### Assignment
The answer must consist of each line below that contains the string "username".

------------------------

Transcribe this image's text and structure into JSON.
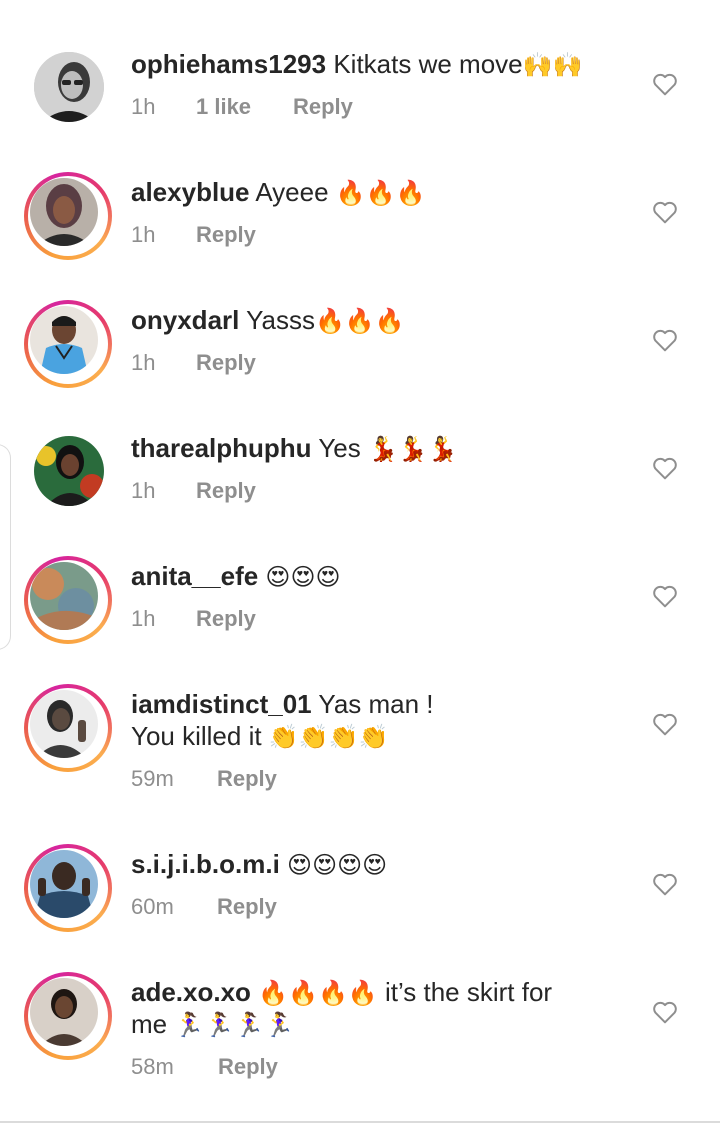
{
  "comments": [
    {
      "username": "ophiehams1293",
      "text": "Kitkats we move",
      "emoji": "🙌🙌",
      "text2": "",
      "emoji2": "",
      "time": "1h",
      "likes": "1 like",
      "reply": "Reply"
    },
    {
      "username": "alexyblue",
      "text": "Ayeee",
      "emoji": "🔥🔥🔥",
      "text2": "",
      "emoji2": "",
      "time": "1h",
      "likes": "",
      "reply": "Reply"
    },
    {
      "username": "onyxdarl",
      "text": "Yasss",
      "emoji": "🔥🔥🔥",
      "text2": "",
      "emoji2": "",
      "time": "1h",
      "likes": "",
      "reply": "Reply"
    },
    {
      "username": "tharealphuphu",
      "text": "Yes",
      "emoji": "💃💃💃",
      "text2": "",
      "emoji2": "",
      "time": "1h",
      "likes": "",
      "reply": "Reply"
    },
    {
      "username": "anita__efe",
      "text": "",
      "emoji": "😍😍😍",
      "text2": "",
      "emoji2": "",
      "time": "1h",
      "likes": "",
      "reply": "Reply"
    },
    {
      "username": "iamdistinct_01",
      "text": "Yas man !",
      "emoji": "",
      "text2": "You killed it",
      "emoji2": "👏👏👏👏",
      "time": "59m",
      "likes": "",
      "reply": "Reply"
    },
    {
      "username": "s.i.j.i.b.o.m.i",
      "text": "",
      "emoji": "😍😍😍😍",
      "text2": "",
      "emoji2": "",
      "time": "60m",
      "likes": "",
      "reply": "Reply"
    },
    {
      "username": "ade.xo.xo",
      "text": "",
      "emoji": "🔥🔥🔥🔥",
      "text_after": "it’s the skirt for",
      "text2": "me",
      "emoji2": "🏃‍♀️🏃‍♀️🏃‍♀️🏃‍♀️",
      "time": "58m",
      "likes": "",
      "reply": "Reply"
    }
  ],
  "colors": {
    "text": "#262626",
    "meta": "#8e8e8e",
    "heart": "#8e8e8e",
    "ring_start": "#f9a03c",
    "ring_end": "#d6249f"
  },
  "icons": {
    "like": "heart-outline-icon"
  }
}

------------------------

### Written solution
      "username": "ophiehams1293",
      "username": "alexyblue",
      "username": "onyxdarl",
      "username": "tharealphuphu",
      "username": "anita__efe",
      "username": "iamdistinct_01",
      "username": "s.i.j.i.b.o.m.i",
      "username": "ade.xo.xo",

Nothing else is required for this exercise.